I received a letter about a year ago from a constituent who doesn’t use email. He is a technology professional who believes that online communications are taking us to a bad place. He persuaded me to read “Surveillance Capitalism,” a well-researched call to arms against overreach by the Googles and Facebooks of the world.
Google started with the wonderful mission of making all the knowledge in the world accessible to everyone. I personally love Google for giving us so much progress towards that mission. I remember spending afternoons in the bowels of the Boston Public Library to dig out facts that I can now find in seconds.
Tools like Facebook and Snapchat enable us to connect to friends and family in ways that I use less, but still appreciate.
In “Surveillance Capitalism,” Shoshana Zuboff argues that during the .com financial crunch, Google had to turn in a more lucrative direction. Venture capitalists pushed them to monetize the data that they were collecting about user search activity. They began targeting advertising towards us based on our apparent interests.
Driven by the advertising profit potential, the company has moved further and further in the direction of collecting data about individuals. Google has created enormous value for us by rolling out great free products like Gmail, Chrome and Maps but at the same time has gathered more and more information about each one of us as individuals. By creating wonderful tools for developers like Google Analytics, Google has induced developers to build connections that share data with Google into a large fraction of the mobile apps and websites in the world. By now, Google has a pretty good guess as to where billions of people are, what they are doing, and what they are thinking about.
Facebook and many other emerging companies are following Google’s basic business model: Give users something and take back a lot of data about each user, including data that the users have no idea that they are providing. We all give thought to what information we put into our Facebook profile but we usually think less carefully about clicking a Like button and give no thought at all to what we might be divulging about our personality by how long we look at a particular image or the number of exclamation points we include in our comments.
And, of course, none of us read the fine print in privacy policies, which Zuboff points out should more properly should be called disclosure policies since they usually give companies broad license to share much of what they know about us with third parties.
We slowly get habituated to the idea that we are being minutely watched. If government regulators inquire about a particular data-sharing practice, the powerful technology lobby delays and dilutes proposed new rules.

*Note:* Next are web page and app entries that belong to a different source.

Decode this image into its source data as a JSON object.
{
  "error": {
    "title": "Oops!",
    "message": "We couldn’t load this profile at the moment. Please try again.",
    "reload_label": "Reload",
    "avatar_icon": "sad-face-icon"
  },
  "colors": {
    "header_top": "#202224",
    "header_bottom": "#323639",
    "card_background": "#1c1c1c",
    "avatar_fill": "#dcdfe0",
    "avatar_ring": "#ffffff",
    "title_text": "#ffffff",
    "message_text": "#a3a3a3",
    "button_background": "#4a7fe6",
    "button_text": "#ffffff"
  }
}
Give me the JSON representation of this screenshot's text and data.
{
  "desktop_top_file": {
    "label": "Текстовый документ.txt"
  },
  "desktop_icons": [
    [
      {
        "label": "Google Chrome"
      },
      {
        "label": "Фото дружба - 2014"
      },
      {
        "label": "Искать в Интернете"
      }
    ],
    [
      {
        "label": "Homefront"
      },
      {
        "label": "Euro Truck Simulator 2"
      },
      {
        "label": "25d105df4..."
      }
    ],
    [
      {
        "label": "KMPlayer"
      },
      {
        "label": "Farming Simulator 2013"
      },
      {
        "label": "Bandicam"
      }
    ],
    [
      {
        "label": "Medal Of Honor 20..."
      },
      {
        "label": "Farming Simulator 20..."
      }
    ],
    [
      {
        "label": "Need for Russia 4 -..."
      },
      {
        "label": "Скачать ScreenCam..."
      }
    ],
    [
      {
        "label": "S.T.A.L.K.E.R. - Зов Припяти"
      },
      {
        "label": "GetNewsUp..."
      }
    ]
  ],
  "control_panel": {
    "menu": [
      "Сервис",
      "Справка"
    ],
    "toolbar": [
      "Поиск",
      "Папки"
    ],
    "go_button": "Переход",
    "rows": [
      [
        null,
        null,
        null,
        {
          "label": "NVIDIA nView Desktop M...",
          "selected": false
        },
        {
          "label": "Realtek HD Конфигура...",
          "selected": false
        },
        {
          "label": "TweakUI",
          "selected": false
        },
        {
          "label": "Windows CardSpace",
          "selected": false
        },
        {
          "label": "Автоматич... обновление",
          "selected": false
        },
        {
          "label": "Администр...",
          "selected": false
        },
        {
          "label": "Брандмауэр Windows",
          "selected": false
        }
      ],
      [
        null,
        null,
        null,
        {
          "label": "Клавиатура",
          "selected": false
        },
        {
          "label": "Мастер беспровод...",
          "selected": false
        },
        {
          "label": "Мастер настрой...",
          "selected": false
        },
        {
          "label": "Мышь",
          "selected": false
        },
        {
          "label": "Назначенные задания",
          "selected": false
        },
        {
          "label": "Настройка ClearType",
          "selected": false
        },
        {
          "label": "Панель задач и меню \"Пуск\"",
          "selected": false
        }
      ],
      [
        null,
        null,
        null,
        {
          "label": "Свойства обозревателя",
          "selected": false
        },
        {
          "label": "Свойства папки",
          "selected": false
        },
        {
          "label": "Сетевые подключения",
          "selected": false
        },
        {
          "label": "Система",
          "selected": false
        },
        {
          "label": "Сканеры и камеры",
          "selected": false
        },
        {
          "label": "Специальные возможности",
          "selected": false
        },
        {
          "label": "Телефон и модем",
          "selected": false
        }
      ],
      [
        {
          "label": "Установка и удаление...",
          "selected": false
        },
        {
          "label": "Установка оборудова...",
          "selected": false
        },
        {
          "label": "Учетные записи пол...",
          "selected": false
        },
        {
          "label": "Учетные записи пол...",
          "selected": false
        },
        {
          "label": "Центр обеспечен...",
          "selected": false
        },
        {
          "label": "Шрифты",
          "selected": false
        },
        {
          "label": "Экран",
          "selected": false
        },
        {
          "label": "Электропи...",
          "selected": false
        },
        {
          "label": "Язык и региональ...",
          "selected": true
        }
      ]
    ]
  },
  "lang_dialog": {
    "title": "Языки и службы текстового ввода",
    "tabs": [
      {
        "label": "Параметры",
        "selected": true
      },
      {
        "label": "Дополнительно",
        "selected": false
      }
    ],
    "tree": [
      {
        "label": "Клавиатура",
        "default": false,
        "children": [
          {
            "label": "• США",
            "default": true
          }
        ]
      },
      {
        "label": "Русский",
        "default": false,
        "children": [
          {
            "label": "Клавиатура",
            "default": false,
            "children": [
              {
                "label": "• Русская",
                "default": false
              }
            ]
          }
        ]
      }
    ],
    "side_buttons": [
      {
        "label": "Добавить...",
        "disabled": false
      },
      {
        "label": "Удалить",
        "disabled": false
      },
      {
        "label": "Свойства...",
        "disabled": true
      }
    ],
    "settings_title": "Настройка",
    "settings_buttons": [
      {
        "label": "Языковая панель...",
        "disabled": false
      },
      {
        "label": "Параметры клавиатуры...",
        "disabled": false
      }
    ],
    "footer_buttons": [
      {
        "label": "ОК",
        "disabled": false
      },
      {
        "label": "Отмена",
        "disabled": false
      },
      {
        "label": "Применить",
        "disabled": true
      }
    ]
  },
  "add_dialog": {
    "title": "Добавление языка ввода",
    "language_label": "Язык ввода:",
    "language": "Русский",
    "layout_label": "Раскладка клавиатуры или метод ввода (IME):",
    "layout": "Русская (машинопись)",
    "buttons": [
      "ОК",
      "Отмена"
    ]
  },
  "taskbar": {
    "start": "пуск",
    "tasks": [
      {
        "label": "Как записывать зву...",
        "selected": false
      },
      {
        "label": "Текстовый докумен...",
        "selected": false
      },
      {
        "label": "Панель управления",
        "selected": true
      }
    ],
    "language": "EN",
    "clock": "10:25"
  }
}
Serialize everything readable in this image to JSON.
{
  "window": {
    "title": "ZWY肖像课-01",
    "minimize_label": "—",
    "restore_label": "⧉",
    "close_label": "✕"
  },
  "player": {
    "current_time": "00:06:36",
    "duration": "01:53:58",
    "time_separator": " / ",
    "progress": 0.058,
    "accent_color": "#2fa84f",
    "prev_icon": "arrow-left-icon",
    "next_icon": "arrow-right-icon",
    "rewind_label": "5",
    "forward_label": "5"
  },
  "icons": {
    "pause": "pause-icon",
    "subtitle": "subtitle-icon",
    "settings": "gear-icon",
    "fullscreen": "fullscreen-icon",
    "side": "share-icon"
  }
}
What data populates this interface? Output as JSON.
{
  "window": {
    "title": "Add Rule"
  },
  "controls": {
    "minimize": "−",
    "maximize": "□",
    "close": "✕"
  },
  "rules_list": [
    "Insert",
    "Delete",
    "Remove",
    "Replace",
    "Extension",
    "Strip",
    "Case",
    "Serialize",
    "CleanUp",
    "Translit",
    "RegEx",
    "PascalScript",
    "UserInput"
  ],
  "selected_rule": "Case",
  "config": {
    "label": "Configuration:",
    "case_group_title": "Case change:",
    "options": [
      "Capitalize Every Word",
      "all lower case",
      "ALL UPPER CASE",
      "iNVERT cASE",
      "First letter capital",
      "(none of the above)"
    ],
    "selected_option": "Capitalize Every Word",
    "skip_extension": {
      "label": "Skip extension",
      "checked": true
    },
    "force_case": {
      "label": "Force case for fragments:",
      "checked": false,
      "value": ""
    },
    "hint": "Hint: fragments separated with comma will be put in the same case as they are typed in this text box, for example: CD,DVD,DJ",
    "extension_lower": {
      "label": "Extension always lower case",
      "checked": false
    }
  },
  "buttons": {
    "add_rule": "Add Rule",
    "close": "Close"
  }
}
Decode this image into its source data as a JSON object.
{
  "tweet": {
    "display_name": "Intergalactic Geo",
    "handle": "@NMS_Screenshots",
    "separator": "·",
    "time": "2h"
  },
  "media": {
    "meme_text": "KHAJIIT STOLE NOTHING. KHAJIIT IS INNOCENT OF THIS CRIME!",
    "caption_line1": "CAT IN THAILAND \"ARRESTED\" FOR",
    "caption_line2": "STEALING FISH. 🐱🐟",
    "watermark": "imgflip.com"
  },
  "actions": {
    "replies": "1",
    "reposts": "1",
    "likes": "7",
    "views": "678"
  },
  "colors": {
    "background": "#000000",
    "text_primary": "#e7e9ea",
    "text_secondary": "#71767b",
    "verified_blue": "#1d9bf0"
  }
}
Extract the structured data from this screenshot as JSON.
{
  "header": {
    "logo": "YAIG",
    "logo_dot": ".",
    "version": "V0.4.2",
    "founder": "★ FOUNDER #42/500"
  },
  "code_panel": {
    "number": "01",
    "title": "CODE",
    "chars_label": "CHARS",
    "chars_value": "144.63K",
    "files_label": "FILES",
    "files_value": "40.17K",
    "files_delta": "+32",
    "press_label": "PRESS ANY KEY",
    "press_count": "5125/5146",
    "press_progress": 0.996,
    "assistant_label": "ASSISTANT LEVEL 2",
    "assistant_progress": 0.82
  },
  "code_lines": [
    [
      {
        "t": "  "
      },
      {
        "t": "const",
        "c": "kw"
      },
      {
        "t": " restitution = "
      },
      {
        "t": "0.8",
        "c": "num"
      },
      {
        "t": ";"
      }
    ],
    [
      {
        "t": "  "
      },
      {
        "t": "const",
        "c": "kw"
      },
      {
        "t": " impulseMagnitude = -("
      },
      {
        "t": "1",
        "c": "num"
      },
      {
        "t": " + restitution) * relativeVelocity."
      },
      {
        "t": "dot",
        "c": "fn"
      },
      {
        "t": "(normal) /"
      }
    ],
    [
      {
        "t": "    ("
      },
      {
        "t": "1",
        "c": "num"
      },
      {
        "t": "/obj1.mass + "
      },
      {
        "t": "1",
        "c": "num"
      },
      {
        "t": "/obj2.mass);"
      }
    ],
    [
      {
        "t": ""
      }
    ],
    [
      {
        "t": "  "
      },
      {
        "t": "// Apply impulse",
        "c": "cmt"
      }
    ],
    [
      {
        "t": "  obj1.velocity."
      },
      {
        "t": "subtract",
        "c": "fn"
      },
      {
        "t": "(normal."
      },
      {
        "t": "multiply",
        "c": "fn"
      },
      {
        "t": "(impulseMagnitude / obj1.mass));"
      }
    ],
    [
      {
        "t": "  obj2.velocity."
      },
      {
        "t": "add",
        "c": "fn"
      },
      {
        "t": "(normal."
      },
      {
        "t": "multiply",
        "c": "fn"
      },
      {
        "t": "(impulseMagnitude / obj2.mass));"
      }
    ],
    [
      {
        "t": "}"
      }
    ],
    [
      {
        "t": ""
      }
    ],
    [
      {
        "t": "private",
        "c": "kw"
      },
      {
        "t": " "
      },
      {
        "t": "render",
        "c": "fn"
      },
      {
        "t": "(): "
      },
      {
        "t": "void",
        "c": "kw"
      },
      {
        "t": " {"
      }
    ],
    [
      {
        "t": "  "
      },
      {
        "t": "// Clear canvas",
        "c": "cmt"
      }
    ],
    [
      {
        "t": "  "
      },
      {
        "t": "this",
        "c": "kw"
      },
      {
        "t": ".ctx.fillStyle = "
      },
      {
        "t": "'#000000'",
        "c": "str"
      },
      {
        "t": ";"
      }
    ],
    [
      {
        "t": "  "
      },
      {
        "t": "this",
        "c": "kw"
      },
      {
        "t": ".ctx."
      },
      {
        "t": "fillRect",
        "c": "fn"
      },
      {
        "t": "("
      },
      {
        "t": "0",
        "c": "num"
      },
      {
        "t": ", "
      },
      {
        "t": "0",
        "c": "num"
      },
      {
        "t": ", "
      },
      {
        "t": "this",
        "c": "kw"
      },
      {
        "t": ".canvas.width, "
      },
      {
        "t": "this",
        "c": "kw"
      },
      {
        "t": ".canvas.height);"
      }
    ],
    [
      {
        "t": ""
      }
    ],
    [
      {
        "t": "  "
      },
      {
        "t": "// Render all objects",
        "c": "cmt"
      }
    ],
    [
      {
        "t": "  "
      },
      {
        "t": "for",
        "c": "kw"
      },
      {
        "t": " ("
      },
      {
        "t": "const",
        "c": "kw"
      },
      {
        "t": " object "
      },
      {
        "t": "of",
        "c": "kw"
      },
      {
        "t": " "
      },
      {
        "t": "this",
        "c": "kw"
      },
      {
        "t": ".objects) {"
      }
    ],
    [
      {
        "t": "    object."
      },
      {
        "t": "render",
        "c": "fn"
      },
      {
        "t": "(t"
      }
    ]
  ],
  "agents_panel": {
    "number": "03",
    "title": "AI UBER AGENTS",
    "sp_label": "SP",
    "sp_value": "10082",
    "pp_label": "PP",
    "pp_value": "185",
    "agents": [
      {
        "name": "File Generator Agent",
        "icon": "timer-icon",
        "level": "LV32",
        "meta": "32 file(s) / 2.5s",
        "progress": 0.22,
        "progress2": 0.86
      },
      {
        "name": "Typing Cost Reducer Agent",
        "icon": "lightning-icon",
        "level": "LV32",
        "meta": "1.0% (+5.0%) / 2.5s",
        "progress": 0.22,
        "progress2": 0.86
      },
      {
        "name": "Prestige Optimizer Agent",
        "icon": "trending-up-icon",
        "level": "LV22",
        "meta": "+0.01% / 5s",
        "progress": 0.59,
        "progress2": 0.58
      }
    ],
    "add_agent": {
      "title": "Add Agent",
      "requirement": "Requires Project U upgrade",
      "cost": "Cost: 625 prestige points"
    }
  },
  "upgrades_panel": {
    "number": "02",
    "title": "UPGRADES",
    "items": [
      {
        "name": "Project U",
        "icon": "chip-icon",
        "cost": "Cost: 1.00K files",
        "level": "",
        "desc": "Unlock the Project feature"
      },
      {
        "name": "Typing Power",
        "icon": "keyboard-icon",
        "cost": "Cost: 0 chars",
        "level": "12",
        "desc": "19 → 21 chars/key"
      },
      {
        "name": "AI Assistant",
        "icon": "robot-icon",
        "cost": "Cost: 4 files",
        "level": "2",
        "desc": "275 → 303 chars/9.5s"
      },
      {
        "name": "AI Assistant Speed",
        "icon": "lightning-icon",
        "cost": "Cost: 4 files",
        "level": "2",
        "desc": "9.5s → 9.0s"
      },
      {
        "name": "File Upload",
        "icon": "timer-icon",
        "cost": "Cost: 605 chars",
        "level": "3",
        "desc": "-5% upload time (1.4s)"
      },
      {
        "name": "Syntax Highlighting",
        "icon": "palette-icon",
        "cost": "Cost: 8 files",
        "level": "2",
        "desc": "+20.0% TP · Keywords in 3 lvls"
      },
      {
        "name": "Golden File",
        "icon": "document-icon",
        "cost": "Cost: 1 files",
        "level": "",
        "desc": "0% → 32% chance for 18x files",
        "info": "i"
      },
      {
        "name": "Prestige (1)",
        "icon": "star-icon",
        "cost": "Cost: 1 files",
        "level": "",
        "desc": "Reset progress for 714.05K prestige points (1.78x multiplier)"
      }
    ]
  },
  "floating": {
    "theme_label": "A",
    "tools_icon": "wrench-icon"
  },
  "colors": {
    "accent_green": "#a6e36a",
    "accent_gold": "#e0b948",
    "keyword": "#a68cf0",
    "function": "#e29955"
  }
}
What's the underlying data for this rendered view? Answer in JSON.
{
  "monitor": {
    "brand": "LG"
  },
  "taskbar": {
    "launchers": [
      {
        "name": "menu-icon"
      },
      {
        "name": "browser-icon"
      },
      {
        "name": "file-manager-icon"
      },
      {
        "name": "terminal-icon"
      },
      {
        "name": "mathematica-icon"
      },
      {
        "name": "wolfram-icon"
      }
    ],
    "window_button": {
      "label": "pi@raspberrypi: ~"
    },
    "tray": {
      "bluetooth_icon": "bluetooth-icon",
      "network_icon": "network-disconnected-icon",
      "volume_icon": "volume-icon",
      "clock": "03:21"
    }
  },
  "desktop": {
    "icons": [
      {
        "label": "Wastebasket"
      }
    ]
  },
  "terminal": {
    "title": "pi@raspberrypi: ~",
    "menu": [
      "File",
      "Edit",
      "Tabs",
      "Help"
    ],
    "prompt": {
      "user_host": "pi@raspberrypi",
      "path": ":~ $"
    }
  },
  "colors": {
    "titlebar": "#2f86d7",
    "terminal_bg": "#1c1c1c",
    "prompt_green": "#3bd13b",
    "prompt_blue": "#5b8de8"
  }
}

Meanwhile the companies move on to new methods of intrusion that the regulators haven’t even figured out yet. As the “internet of things” expands and our appliances and our cars and our homes share more real-time data with commercial entities, the intrusion of data-gathering capitalists will become more and more pervasive.
Surveillance capitalism refers to this basic pattern of making money off increasingly minute and “unpermissioned” surveillance of individuals, which verges towards control of individuals through behavioral nudges.
I remain grateful for the value that the technology companies have created for us and hopeful about the future, but I do think that Zuboff effectively raises a question we all need to ponder: What do we need to do to make sure all this doesn’t go to a bad place? At this point, I don’t know the answer to that question.
I’d welcome your thoughts online at http://willbrownsberger.com or firstname.lastname@example.org. Or, if you prefer, just send me a letter at Room 504, the State House, Boston, MA 02133 or give a call at 617-722-1280.